I was surprised and touched. Our nine-year age difference prevented us from being “close” siblings, but today he earned a couple of points in my book.
I left John to his maintenance duties and went to find my brother Michael, to make sure he had the wedding rings in his pocket. I found him outside the church in an alcove alley-way near the door on the side of the altar. The rings weren’t the only thing he had in his pocket.
“What are you doing?” I asked.
“Smoking a joint,” he said casually. ”Want a hit?”
“No, I don’t smoke,” I said. “And for God’s sake, we’re outside a church!”
“Hey, watch your language. We’re outside a church,” he said.

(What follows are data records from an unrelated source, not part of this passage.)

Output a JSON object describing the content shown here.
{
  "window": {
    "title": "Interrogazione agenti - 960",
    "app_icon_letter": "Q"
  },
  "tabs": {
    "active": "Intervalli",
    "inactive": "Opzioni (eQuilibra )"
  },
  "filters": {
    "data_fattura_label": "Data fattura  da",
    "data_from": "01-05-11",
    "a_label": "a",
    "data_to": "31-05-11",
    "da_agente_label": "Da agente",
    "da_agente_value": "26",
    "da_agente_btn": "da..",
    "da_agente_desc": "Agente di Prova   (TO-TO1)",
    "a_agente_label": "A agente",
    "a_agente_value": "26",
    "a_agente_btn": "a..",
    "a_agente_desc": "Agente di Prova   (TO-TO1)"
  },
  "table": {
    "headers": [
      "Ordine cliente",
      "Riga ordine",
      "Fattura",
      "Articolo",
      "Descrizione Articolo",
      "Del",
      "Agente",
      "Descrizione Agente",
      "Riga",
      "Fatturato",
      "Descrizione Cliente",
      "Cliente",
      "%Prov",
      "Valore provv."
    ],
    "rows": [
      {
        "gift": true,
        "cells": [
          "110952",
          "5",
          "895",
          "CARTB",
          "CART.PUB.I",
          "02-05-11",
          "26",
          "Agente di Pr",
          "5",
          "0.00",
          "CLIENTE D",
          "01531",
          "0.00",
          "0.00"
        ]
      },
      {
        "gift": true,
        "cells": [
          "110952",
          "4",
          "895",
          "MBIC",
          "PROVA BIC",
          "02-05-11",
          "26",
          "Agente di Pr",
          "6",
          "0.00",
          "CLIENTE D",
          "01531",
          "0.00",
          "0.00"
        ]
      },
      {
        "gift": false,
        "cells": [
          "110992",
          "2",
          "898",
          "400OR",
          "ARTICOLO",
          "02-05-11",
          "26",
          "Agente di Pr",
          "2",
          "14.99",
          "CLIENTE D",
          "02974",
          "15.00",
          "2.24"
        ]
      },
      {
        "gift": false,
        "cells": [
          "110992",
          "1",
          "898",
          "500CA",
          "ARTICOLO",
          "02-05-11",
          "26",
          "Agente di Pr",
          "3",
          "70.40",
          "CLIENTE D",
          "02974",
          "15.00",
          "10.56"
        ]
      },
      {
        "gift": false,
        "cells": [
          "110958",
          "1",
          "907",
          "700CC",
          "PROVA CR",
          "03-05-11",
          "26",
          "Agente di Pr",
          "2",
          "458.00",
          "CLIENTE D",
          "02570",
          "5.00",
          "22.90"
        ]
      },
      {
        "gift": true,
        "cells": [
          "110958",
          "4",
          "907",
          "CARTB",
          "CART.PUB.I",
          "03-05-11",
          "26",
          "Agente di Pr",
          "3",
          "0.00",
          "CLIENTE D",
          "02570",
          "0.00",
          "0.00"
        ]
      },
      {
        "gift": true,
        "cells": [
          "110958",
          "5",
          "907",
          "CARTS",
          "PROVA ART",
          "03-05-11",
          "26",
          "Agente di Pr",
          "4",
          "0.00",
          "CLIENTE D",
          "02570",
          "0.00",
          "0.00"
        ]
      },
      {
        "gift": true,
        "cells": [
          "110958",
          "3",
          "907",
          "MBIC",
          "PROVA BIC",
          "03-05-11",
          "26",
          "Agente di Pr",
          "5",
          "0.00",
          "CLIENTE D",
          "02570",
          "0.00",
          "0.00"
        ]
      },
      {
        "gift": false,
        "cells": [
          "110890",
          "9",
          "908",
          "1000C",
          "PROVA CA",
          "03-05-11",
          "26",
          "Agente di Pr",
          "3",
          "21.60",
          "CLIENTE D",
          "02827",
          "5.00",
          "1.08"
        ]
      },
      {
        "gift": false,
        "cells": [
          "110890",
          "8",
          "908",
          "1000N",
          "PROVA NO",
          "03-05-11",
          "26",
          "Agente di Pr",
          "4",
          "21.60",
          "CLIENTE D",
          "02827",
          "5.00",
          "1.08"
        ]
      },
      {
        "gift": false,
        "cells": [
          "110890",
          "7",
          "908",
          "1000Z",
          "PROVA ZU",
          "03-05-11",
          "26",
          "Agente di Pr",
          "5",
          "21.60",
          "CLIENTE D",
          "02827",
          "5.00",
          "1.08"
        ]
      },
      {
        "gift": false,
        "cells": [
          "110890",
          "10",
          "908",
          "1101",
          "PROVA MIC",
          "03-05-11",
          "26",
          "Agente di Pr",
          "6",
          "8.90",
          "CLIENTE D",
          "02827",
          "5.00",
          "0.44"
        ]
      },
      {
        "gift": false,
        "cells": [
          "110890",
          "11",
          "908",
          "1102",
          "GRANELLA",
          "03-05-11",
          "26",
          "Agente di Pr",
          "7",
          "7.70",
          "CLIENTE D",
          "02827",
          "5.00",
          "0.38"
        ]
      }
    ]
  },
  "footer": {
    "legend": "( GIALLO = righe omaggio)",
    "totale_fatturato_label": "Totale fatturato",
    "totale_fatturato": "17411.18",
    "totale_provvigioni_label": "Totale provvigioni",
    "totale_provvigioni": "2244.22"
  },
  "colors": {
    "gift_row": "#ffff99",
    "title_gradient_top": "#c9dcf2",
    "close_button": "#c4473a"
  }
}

“What happened to your pants?” he asked looking at the front of my black tuxedo that now had clouds of white drifting through the fabric.
“I must have used too much talcum powder after my shower when I got dressed. I didn’t want to perspire during the ceremony,” I said. I tried using my hand to brush off the front of my pants to get rid of the white powder marks.
“I thought you weren’t nervous. How much talcum did you use?”
“I don’t know. I just shook half the container down my shorts,” I said.
“That was probably too much but I don’t think anyone will notice,” he said.
The priest stuck his head out from the vestibule as my brother was wildly waving away clouds of pot smoke and I was patting the front of my black pants trying to wave away clouds of talcum powder.
“It’s time,” said the bewildered priest. If he wondered what was going on in the church alley, he kept it to himself.
The overcast November sky began to brighten. I stood at the altar in the front of the church. There was electricity in the air as hushed whispers of “The bride is here” could be heard quietly echoing. The organist began playing the introduction to the bridal march. The large wooden doors at the back of the church swung open. Outside, the clouds parted. Backlit by rays of sunshine, my breathtaking bride walked into the church on the arm of her proud father. Family legend says the bride’s father was overheard whispering to his daughter, “Are you sure you want to do this?”
The ceremony proceeded smoothly despite all the pre-wedding drama. We read our vows, we said our “I do’s”, we kissed and we were united under God. We walked out of the church as husband and wife, waving and smiling at our guests who were clapping and cheering as our procession passed by. For a few moments, we were royalty.
Somewhere in the back of a bureau draw there is a Super 8 movie of our wedding reception that one of the guests recorded on celluloid tape. There is no sound (it was 1980 and video technology was just starting to become commonplace). The silent footage is full of smiling guests, many no longer with us, too many to count, but all of them loved more than they ever knew. The photo albums from that day are somewhere in the rafters of my attic, along with all of our other family photo albums, holding a lifetime of memories.
Our wedding photos reflect a piece of our shared history, made even more special because our entire immediate family comprised our wedding party – from groomsmen to bridesmaids, best man and maid of honor. Our photographer captured the day perfectly, from the gorgeous shot of my beautiful bride in her white dress emerging from the black limousine, to the parting of the clouds as the bride entered the church in a golden halo of light. And in one of the photos, you can still see a smudge of white talcum powder rising through the fabric of my black tuxedo pants.